That fantasy is familiar to almost anyone who loves to shop, but it has a significant flaw: A great vintage find is a needle in a haystack. The satisfaction of discovering one doesn’t come around often. Or rather, it didn’t. MaisonCléo, and now Courtyard LA, are making that satisfaction more available and accessible than ever before via Instagram.
It’s no coincidence that both Marie Dewet and Alia Meagan, the respective brains behind Maison Cléo and Courtyard LA, have backgrounds in vintage retail. Dewet is an International VIP Service Manager at Vestiaire Collective, a luxury resale store and bonafide treasure trove for pre-owned fashion. Meagan worked with vintage clothing for 15 years before founding Courtyard LA in 2016. Moreover, they have valuable insight into what silhouettes and specific pieces sell out instantly, as well as an understanding of what’s missing.
“There are a lot of big, rather pricey brands whose pieces are made in polyester or synthetic fabrics, which I hate so much,” Dewet told Vogue, “so I decided to start a brand that uses no synthetic fabrics at all.”
“I personally didn’t find myself connecting to how a lot of vintage was sold,” Meagan told me in an email. “After selling thousands of unique pieces you develop a rough science as to what may do well on a market. It’s not always what you think, either. Entering production ourselves, it’s a fine balance between making something that we know a multitude of women would want and also making something unique.”
The first of those somethings turned out to be a white blouse: “With so much out there in the design world, the simplicity of a cotton blouse never goes out of style,” said Meagan.
While echoing Meagan’s emphasis of timeless aesthetic, Dewet also mentioned the importance of feel: “People want to wear simple and very comfy pieces — oversized, big, airy, puffy — the looser, the better.”
Listening to what people want and making production decisions accordingly is integral to how MaisonCléo and Courtyard LA operate as brands that have grown organically through Instagram. Their followers and customers are also their built-in focus groups and cheerleaders.

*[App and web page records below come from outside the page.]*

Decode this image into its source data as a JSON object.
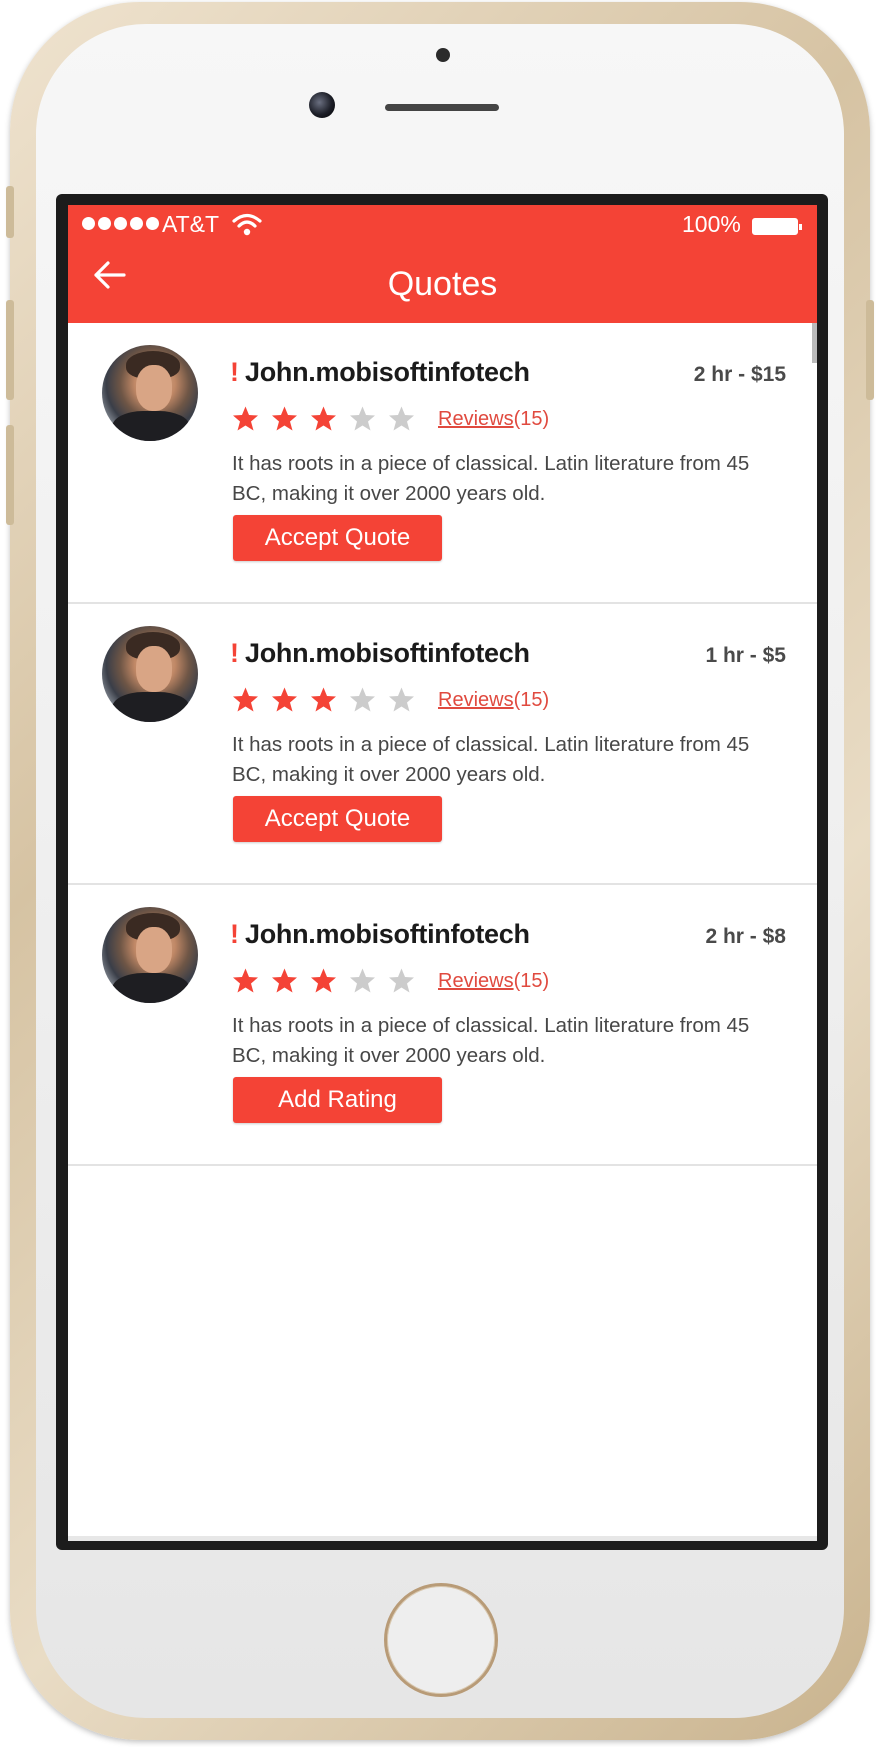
{
  "status_bar": {
    "carrier": "AT&T",
    "battery": "100%"
  },
  "header": {
    "title": "Quotes"
  },
  "quotes": [
    {
      "name": "John.mobisoftinfotech",
      "price": "2 hr - $15",
      "rating": 3,
      "rating_max": 5,
      "reviews_label": "Reviews",
      "reviews_count": "(15)",
      "description": "It has roots in a piece of classical.  Latin literature from 45 BC, making it over 2000 years old.",
      "button_label": "Accept Quote"
    },
    {
      "name": "John.mobisoftinfotech",
      "price": "1 hr - $5",
      "rating": 3,
      "rating_max": 5,
      "reviews_label": "Reviews",
      "reviews_count": "(15)",
      "description": "It has roots in a piece of classical.  Latin literature from 45 BC, making it over 2000 years old.",
      "button_label": "Accept Quote"
    },
    {
      "name": "John.mobisoftinfotech",
      "price": "2 hr - $8",
      "rating": 3,
      "rating_max": 5,
      "reviews_label": "Reviews",
      "reviews_count": "(15)",
      "description": "It has roots in a piece of classical.  Latin literature from 45 BC, making it over 2000 years old.",
      "button_label": "Add Rating"
    }
  ],
  "colors": {
    "accent": "#f44336",
    "star_filled": "#f44336",
    "star_empty": "#cccccc"
  }
}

Though they may have fewer resources and reach than bigger retailers, this intimate access to their consumer base is a huge advantage, and the conversation is a two-way street. Both women strive for as much transparency as possible about how their clothes are made, whether that means sharing a behind-the-scenes Instagram story of a sewing machine at work or admitting there are fewer quantities than usual due to a recent holiday.
This transparency extends to their price points, too. On MaisonCléo’s website, there is a cost explanation written beneath each individual item. The explanation under the 80 euro Agnès blouse reads, “The fabric is a cotton at 10 euros for 1.5 meter, the production (pattern cuts, assembly, finishing touches, ironing, packaging) takes approximately two hours.”

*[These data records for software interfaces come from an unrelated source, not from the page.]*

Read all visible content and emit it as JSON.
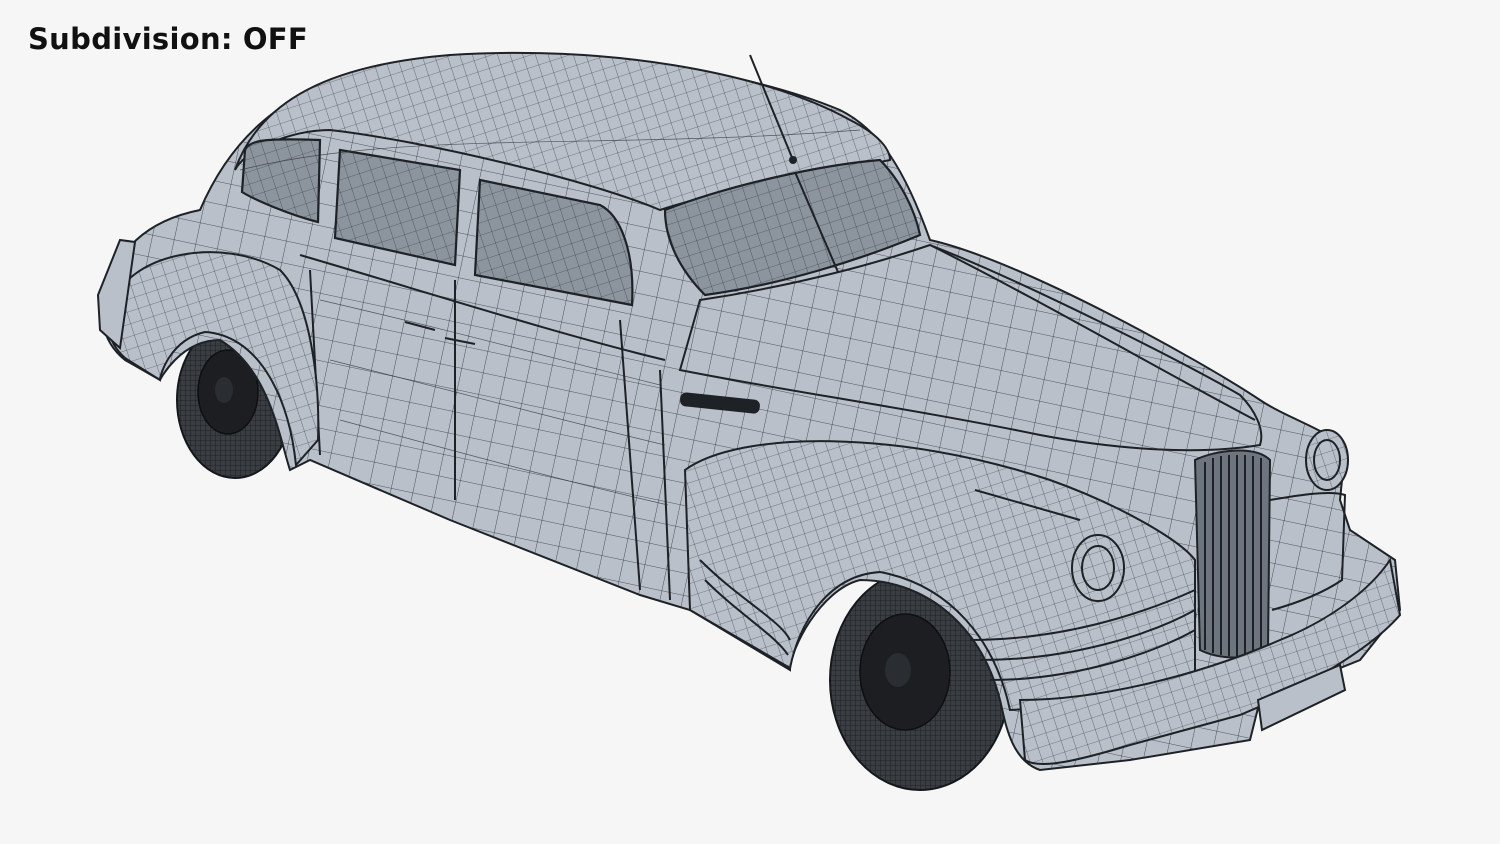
{
  "overlay": {
    "label": "Subdivision:",
    "value": "OFF"
  },
  "subject": {
    "icon": "wireframe-car-render"
  },
  "colors": {
    "background": "#f6f6f6",
    "mesh_surface": "#b9c0ca",
    "wire": "#2b3036",
    "caption_text": "#111111"
  }
}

Meagan told me that if she priced Courtyard LA’s blouse according to traditional markup percentages, it would cost $130, but she decided to lower it to $112 to make it more affordable for her customers.
The white blouse phenomenon, as I’ve started calling it in my head, is not merely a harbinger of more cool white blouses sold directly to consumers on Instagram (though I’m all for that); it’s also another interesting data point in the ongoing conversation about the future of fashion.
Surrounded by mass production, over-saturation, trend fatigue and the need for new, we can’t help but crave clothes that are rooted in something meaningful.
“Clothes must have a heart,” Dewet wrote to me.
They must, and they will. Thump, thump, thump.
Photos via Maison Cleo.